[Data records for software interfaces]
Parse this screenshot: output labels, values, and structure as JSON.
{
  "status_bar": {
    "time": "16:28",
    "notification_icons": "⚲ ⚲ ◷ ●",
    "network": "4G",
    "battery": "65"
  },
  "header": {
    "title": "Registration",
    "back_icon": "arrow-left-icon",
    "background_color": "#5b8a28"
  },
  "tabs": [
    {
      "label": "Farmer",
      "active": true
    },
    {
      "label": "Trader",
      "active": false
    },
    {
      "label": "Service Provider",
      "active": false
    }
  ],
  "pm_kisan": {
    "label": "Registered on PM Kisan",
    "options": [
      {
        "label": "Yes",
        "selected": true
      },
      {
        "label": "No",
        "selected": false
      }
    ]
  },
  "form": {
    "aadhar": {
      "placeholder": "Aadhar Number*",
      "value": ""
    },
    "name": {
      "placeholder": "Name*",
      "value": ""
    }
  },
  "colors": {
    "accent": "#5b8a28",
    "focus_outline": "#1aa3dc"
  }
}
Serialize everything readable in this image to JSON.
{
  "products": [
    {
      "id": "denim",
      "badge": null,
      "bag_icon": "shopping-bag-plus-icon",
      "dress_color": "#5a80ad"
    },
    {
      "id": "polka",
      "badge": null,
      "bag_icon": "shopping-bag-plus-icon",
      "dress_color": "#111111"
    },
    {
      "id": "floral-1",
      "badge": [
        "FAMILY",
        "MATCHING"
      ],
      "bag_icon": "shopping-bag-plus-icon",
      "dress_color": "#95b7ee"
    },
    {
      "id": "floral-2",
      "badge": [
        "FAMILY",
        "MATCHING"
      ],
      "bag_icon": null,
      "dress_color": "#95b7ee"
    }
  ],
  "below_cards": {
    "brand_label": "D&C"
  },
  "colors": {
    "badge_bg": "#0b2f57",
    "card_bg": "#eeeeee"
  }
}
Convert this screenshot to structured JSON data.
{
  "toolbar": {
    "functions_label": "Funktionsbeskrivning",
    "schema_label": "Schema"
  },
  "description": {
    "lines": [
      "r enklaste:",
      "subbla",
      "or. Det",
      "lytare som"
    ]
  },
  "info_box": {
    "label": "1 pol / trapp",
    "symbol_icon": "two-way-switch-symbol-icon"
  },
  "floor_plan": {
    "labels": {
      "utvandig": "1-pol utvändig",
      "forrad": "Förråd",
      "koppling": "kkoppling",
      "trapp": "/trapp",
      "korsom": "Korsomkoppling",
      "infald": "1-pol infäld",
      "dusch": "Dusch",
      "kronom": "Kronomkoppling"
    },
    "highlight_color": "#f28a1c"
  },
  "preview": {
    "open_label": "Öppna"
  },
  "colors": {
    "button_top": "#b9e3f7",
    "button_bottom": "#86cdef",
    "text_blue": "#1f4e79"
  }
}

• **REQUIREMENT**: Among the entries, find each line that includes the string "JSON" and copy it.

• **EXPECTED ANSWER**:
Parse this screenshot: output labels, values, and structure as JSON.
Serialize everything readable in this image to JSON.
Convert this screenshot to structured JSON data.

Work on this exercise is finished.